Member since:
2009-05-19

All Android did was get itself installed everywhere, on everything.


Yes, you make it sound like it was such an easy achievement that you could do it tomorrow with two hands tied behind your back.

And openness isn't limited to a "developer on Android doesn't really interface with any of the really low levels of the Operating System". In the olden days, you had to interface with the low levels and that resulted in you having to get x+y development kits from x+y vendors.

Reply Parent Score: 5

Nelson Member since:
2005-11-29


Yes, you make it sound like it was such an easy achievement that you could do it tomorrow with two hands tied behind your back.


Considering that Android was released when it was just the iPhone, somebody was going to become dominant by default.

Carriers were looking for an iPhone-like OS and Android fit the bill perfectly.
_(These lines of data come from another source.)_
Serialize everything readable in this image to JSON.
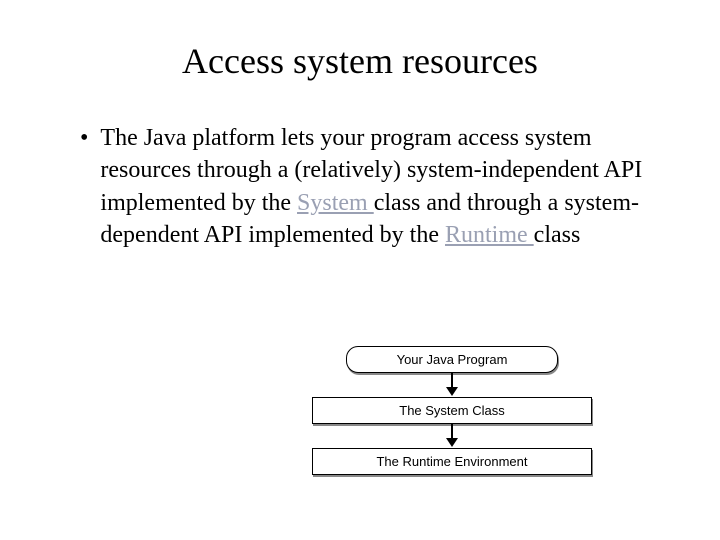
{
  "title": "Access system resources",
  "bullet": {
    "part1": "The Java platform lets your program access system resources through a (relatively) system-independent API implemented by the ",
    "link1": "System ",
    "part2": " class and through a system-dependent API implemented by the ",
    "link2": "Runtime ",
    "part3": " class"
  },
  "diagram": {
    "box1": "Your Java Program",
    "box2": "The System Class",
    "box3": "The Runtime Environment"
  }
}
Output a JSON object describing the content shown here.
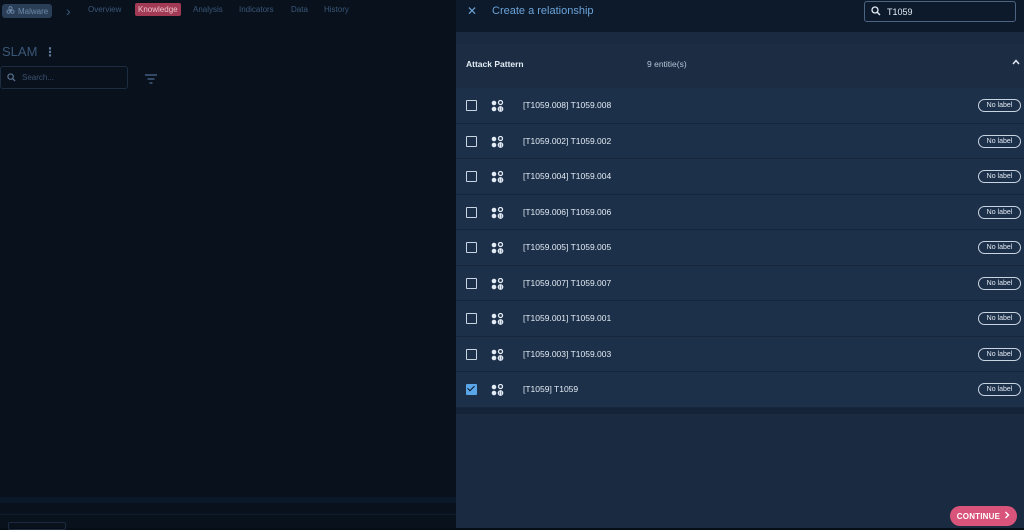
{
  "colors": {
    "accent": "#6aa3d8",
    "knowledge_tab": "#a33a55",
    "continue_button": "#d9547a",
    "checkbox_checked": "#5aa6e8"
  },
  "background_page": {
    "entity_chip": {
      "label": "Malware",
      "icon": "biohazard-icon"
    },
    "nav": [
      "Overview",
      "Knowledge",
      "Analysis",
      "Indicators",
      "Data",
      "History"
    ],
    "active_tab": "Knowledge",
    "title": "SLAM",
    "search": {
      "placeholder": "Search...",
      "value": ""
    }
  },
  "drawer": {
    "title": "Create a relationship",
    "search": {
      "value": "T1059",
      "placeholder": ""
    },
    "group": {
      "label": "Attack Pattern",
      "count_text": "9 entitie(s)"
    },
    "rows": [
      {
        "name": "[T1059.008] T1059.008",
        "label": "No label",
        "checked": false
      },
      {
        "name": "[T1059.002] T1059.002",
        "label": "No label",
        "checked": false
      },
      {
        "name": "[T1059.004] T1059.004",
        "label": "No label",
        "checked": false
      },
      {
        "name": "[T1059.006] T1059.006",
        "label": "No label",
        "checked": false
      },
      {
        "name": "[T1059.005] T1059.005",
        "label": "No label",
        "checked": false
      },
      {
        "name": "[T1059.007] T1059.007",
        "label": "No label",
        "checked": false
      },
      {
        "name": "[T1059.001] T1059.001",
        "label": "No label",
        "checked": false
      },
      {
        "name": "[T1059.003] T1059.003",
        "label": "No label",
        "checked": false
      },
      {
        "name": "[T1059] T1059",
        "label": "No label",
        "checked": true
      }
    ],
    "continue_label": "CONTINUE"
  }
}
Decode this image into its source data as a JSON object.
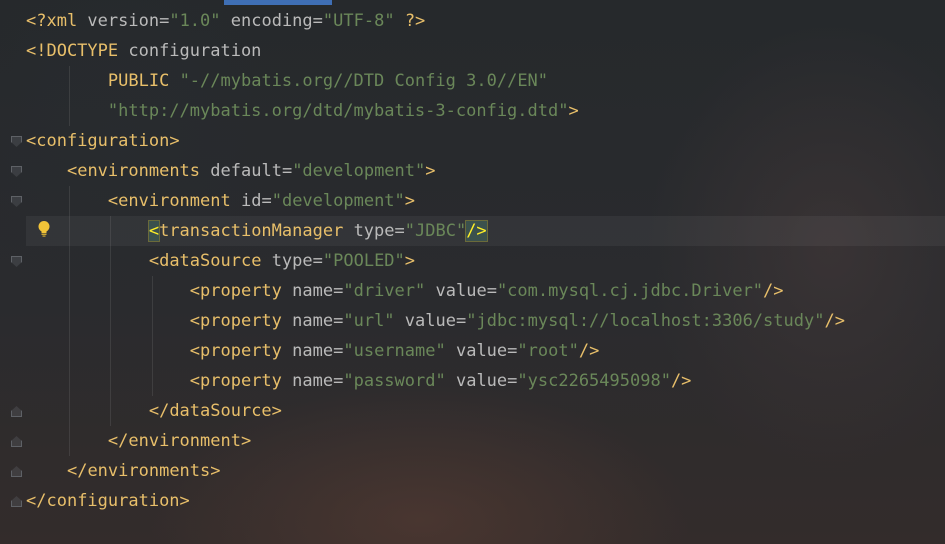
{
  "editor": {
    "lines": [
      [
        [
          "pi",
          "<?xml "
        ],
        [
          "attr",
          "version"
        ],
        [
          "eq",
          "="
        ],
        [
          "str",
          "\"1.0\""
        ],
        [
          "plain",
          " "
        ],
        [
          "attr",
          "encoding"
        ],
        [
          "eq",
          "="
        ],
        [
          "str",
          "\"UTF-8\""
        ],
        [
          "plain",
          " "
        ],
        [
          "pi",
          "?>"
        ]
      ],
      [
        [
          "bracket",
          "<!DOCTYPE "
        ],
        [
          "plain",
          "configuration"
        ]
      ],
      [
        [
          "plain",
          "        "
        ],
        [
          "public",
          "PUBLIC"
        ],
        [
          "plain",
          " "
        ],
        [
          "str",
          "\"-//mybatis.org//DTD Config 3.0//EN\""
        ]
      ],
      [
        [
          "plain",
          "        "
        ],
        [
          "str",
          "\"http://mybatis.org/dtd/mybatis-3-config.dtd\""
        ],
        [
          "bracket",
          ">"
        ]
      ],
      [
        [
          "bracket",
          "<"
        ],
        [
          "tag",
          "configuration"
        ],
        [
          "bracket",
          ">"
        ]
      ],
      [
        [
          "plain",
          "    "
        ],
        [
          "bracket",
          "<"
        ],
        [
          "tag",
          "environments"
        ],
        [
          "plain",
          " "
        ],
        [
          "attr",
          "default"
        ],
        [
          "eq",
          "="
        ],
        [
          "str",
          "\"development\""
        ],
        [
          "bracket",
          ">"
        ]
      ],
      [
        [
          "plain",
          "        "
        ],
        [
          "bracket",
          "<"
        ],
        [
          "tag",
          "environment"
        ],
        [
          "plain",
          " "
        ],
        [
          "attr",
          "id"
        ],
        [
          "eq",
          "="
        ],
        [
          "str",
          "\"development\""
        ],
        [
          "bracket",
          ">"
        ]
      ],
      [
        [
          "plain",
          "            "
        ],
        [
          "hl",
          "<"
        ],
        [
          "tag",
          "transactionManager"
        ],
        [
          "plain",
          " "
        ],
        [
          "attr",
          "type"
        ],
        [
          "eq",
          "="
        ],
        [
          "str",
          "\"JDBC\""
        ],
        [
          "hl",
          "/>"
        ]
      ],
      [
        [
          "plain",
          "            "
        ],
        [
          "bracket",
          "<"
        ],
        [
          "tag",
          "dataSource"
        ],
        [
          "plain",
          " "
        ],
        [
          "attr",
          "type"
        ],
        [
          "eq",
          "="
        ],
        [
          "str",
          "\"POOLED\""
        ],
        [
          "bracket",
          ">"
        ]
      ],
      [
        [
          "plain",
          "                "
        ],
        [
          "bracket",
          "<"
        ],
        [
          "tag",
          "property"
        ],
        [
          "plain",
          " "
        ],
        [
          "attr",
          "name"
        ],
        [
          "eq",
          "="
        ],
        [
          "str",
          "\"driver\""
        ],
        [
          "plain",
          " "
        ],
        [
          "attr",
          "value"
        ],
        [
          "eq",
          "="
        ],
        [
          "str",
          "\"com.mysql.cj.jdbc.Driver\""
        ],
        [
          "bracket",
          "/>"
        ]
      ],
      [
        [
          "plain",
          "                "
        ],
        [
          "bracket",
          "<"
        ],
        [
          "tag",
          "property"
        ],
        [
          "plain",
          " "
        ],
        [
          "attr",
          "name"
        ],
        [
          "eq",
          "="
        ],
        [
          "str",
          "\"url\""
        ],
        [
          "plain",
          " "
        ],
        [
          "attr",
          "value"
        ],
        [
          "eq",
          "="
        ],
        [
          "str",
          "\"jdbc:mysql://localhost:3306/study\""
        ],
        [
          "bracket",
          "/>"
        ]
      ],
      [
        [
          "plain",
          "                "
        ],
        [
          "bracket",
          "<"
        ],
        [
          "tag",
          "property"
        ],
        [
          "plain",
          " "
        ],
        [
          "attr",
          "name"
        ],
        [
          "eq",
          "="
        ],
        [
          "str",
          "\"username\""
        ],
        [
          "plain",
          " "
        ],
        [
          "attr",
          "value"
        ],
        [
          "eq",
          "="
        ],
        [
          "str",
          "\"root\""
        ],
        [
          "bracket",
          "/>"
        ]
      ],
      [
        [
          "plain",
          "                "
        ],
        [
          "bracket",
          "<"
        ],
        [
          "tag",
          "property"
        ],
        [
          "plain",
          " "
        ],
        [
          "attr",
          "name"
        ],
        [
          "eq",
          "="
        ],
        [
          "str",
          "\"password\""
        ],
        [
          "plain",
          " "
        ],
        [
          "attr",
          "value"
        ],
        [
          "eq",
          "="
        ],
        [
          "str",
          "\"ysc2265495098\""
        ],
        [
          "bracket",
          "/>"
        ]
      ],
      [
        [
          "plain",
          "            "
        ],
        [
          "bracket",
          "</"
        ],
        [
          "tag",
          "dataSource"
        ],
        [
          "bracket",
          ">"
        ]
      ],
      [
        [
          "plain",
          "        "
        ],
        [
          "bracket",
          "</"
        ],
        [
          "tag",
          "environment"
        ],
        [
          "bracket",
          ">"
        ]
      ],
      [
        [
          "plain",
          "    "
        ],
        [
          "bracket",
          "</"
        ],
        [
          "tag",
          "environments"
        ],
        [
          "bracket",
          ">"
        ]
      ],
      [
        [
          "bracket",
          "</"
        ],
        [
          "tag",
          "configuration"
        ],
        [
          "bracket",
          ">"
        ]
      ]
    ],
    "current_line": 7,
    "fold_markers": [
      {
        "line": 4,
        "kind": "open"
      },
      {
        "line": 5,
        "kind": "open"
      },
      {
        "line": 6,
        "kind": "open"
      },
      {
        "line": 8,
        "kind": "open"
      },
      {
        "line": 13,
        "kind": "close"
      },
      {
        "line": 14,
        "kind": "close"
      },
      {
        "line": 15,
        "kind": "close"
      },
      {
        "line": 16,
        "kind": "close"
      }
    ],
    "intention_icon": "lightbulb-icon",
    "colors": {
      "tag": "#e8bf6a",
      "attribute": "#bababa",
      "string": "#6a8759",
      "highlight": "#ffef28",
      "scroll_tab": "#3f6fb5"
    }
  }
}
It was a perfect storm.

It had absolutely nothing to do with any kind of superiority, or what have you. It was simply great timing and great coordination with operators. They catered completely to OEMs and UX suffered significantly for it.
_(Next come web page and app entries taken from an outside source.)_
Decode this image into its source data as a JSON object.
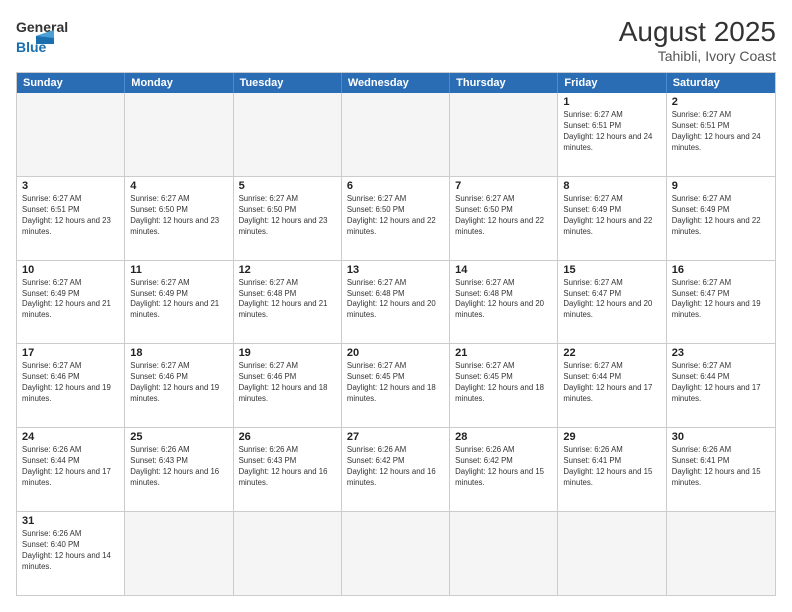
{
  "header": {
    "logo_general": "General",
    "logo_blue": "Blue",
    "month_year": "August 2025",
    "location": "Tahibli, Ivory Coast"
  },
  "days_of_week": [
    "Sunday",
    "Monday",
    "Tuesday",
    "Wednesday",
    "Thursday",
    "Friday",
    "Saturday"
  ],
  "weeks": [
    [
      {
        "day": "",
        "info": ""
      },
      {
        "day": "",
        "info": ""
      },
      {
        "day": "",
        "info": ""
      },
      {
        "day": "",
        "info": ""
      },
      {
        "day": "",
        "info": ""
      },
      {
        "day": "1",
        "info": "Sunrise: 6:27 AM\nSunset: 6:51 PM\nDaylight: 12 hours and 24 minutes."
      },
      {
        "day": "2",
        "info": "Sunrise: 6:27 AM\nSunset: 6:51 PM\nDaylight: 12 hours and 24 minutes."
      }
    ],
    [
      {
        "day": "3",
        "info": "Sunrise: 6:27 AM\nSunset: 6:51 PM\nDaylight: 12 hours and 23 minutes."
      },
      {
        "day": "4",
        "info": "Sunrise: 6:27 AM\nSunset: 6:50 PM\nDaylight: 12 hours and 23 minutes."
      },
      {
        "day": "5",
        "info": "Sunrise: 6:27 AM\nSunset: 6:50 PM\nDaylight: 12 hours and 23 minutes."
      },
      {
        "day": "6",
        "info": "Sunrise: 6:27 AM\nSunset: 6:50 PM\nDaylight: 12 hours and 22 minutes."
      },
      {
        "day": "7",
        "info": "Sunrise: 6:27 AM\nSunset: 6:50 PM\nDaylight: 12 hours and 22 minutes."
      },
      {
        "day": "8",
        "info": "Sunrise: 6:27 AM\nSunset: 6:49 PM\nDaylight: 12 hours and 22 minutes."
      },
      {
        "day": "9",
        "info": "Sunrise: 6:27 AM\nSunset: 6:49 PM\nDaylight: 12 hours and 22 minutes."
      }
    ],
    [
      {
        "day": "10",
        "info": "Sunrise: 6:27 AM\nSunset: 6:49 PM\nDaylight: 12 hours and 21 minutes."
      },
      {
        "day": "11",
        "info": "Sunrise: 6:27 AM\nSunset: 6:49 PM\nDaylight: 12 hours and 21 minutes."
      },
      {
        "day": "12",
        "info": "Sunrise: 6:27 AM\nSunset: 6:48 PM\nDaylight: 12 hours and 21 minutes."
      },
      {
        "day": "13",
        "info": "Sunrise: 6:27 AM\nSunset: 6:48 PM\nDaylight: 12 hours and 20 minutes."
      },
      {
        "day": "14",
        "info": "Sunrise: 6:27 AM\nSunset: 6:48 PM\nDaylight: 12 hours and 20 minutes."
      },
      {
        "day": "15",
        "info": "Sunrise: 6:27 AM\nSunset: 6:47 PM\nDaylight: 12 hours and 20 minutes."
      },
      {
        "day": "16",
        "info": "Sunrise: 6:27 AM\nSunset: 6:47 PM\nDaylight: 12 hours and 19 minutes."
      }
    ],
    [
      {
        "day": "17",
        "info": "Sunrise: 6:27 AM\nSunset: 6:46 PM\nDaylight: 12 hours and 19 minutes."
      },
      {
        "day": "18",
        "info": "Sunrise: 6:27 AM\nSunset: 6:46 PM\nDaylight: 12 hours and 19 minutes."
      },
      {
        "day": "19",
        "info": "Sunrise: 6:27 AM\nSunset: 6:46 PM\nDaylight: 12 hours and 18 minutes."
      },
      {
        "day": "20",
        "info": "Sunrise: 6:27 AM\nSunset: 6:45 PM\nDaylight: 12 hours and 18 minutes."
      },
      {
        "day": "21",
        "info": "Sunrise: 6:27 AM\nSunset: 6:45 PM\nDaylight: 12 hours and 18 minutes."
      },
      {
        "day": "22",
        "info": "Sunrise: 6:27 AM\nSunset: 6:44 PM\nDaylight: 12 hours and 17 minutes."
      },
      {
        "day": "23",
        "info": "Sunrise: 6:27 AM\nSunset: 6:44 PM\nDaylight: 12 hours and 17 minutes."
      }
    ],
    [
      {
        "day": "24",
        "info": "Sunrise: 6:26 AM\nSunset: 6:44 PM\nDaylight: 12 hours and 17 minutes."
      },
      {
        "day": "25",
        "info": "Sunrise: 6:26 AM\nSunset: 6:43 PM\nDaylight: 12 hours and 16 minutes."
      },
      {
        "day": "26",
        "info": "Sunrise: 6:26 AM\nSunset: 6:43 PM\nDaylight: 12 hours and 16 minutes."
      },
      {
        "day": "27",
        "info": "Sunrise: 6:26 AM\nSunset: 6:42 PM\nDaylight: 12 hours and 16 minutes."
      },
      {
        "day": "28",
        "info": "Sunrise: 6:26 AM\nSunset: 6:42 PM\nDaylight: 12 hours and 15 minutes."
      },
      {
        "day": "29",
        "info": "Sunrise: 6:26 AM\nSunset: 6:41 PM\nDaylight: 12 hours and 15 minutes."
      },
      {
        "day": "30",
        "info": "Sunrise: 6:26 AM\nSunset: 6:41 PM\nDaylight: 12 hours and 15 minutes."
      }
    ],
    [
      {
        "day": "31",
        "info": "Sunrise: 6:26 AM\nSunset: 6:40 PM\nDaylight: 12 hours and 14 minutes."
      },
      {
        "day": "",
        "info": ""
      },
      {
        "day": "",
        "info": ""
      },
      {
        "day": "",
        "info": ""
      },
      {
        "day": "",
        "info": ""
      },
      {
        "day": "",
        "info": ""
      },
      {
        "day": "",
        "info": ""
      }
    ]
  ]
}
And openness isn't limited to a "developer on Android doesn't really interface with any of the really low levels of the Operating System". In the olden days, you had to interface with the low levels and that resulted in you having to get x+y development kits from x+y vendors.


My point was that the openness is completely transparent to the user, there is no perceptible difference. So to that end, it's difficult for me to attribute openness as a magic success factor.

Reply Parent Score: 5

Thom_Holwerda Member since:
2005-06-29

Carriers were looking for an iPhone-like OS and Android fit the bill perfectly. It was a perfect storm.

It had absolutely nothing to do with any kind of superiority, or what have you. It was simply great timing and great coordination with operators.


This doesn't explain the fact that even outside of the US - where carriers' influence is limited and most people buy phones at third party retailers, mixing and matching phones/carriers/plans - Android is growing just as fast.

It just doesn't add up.

Reply Parent Score: 2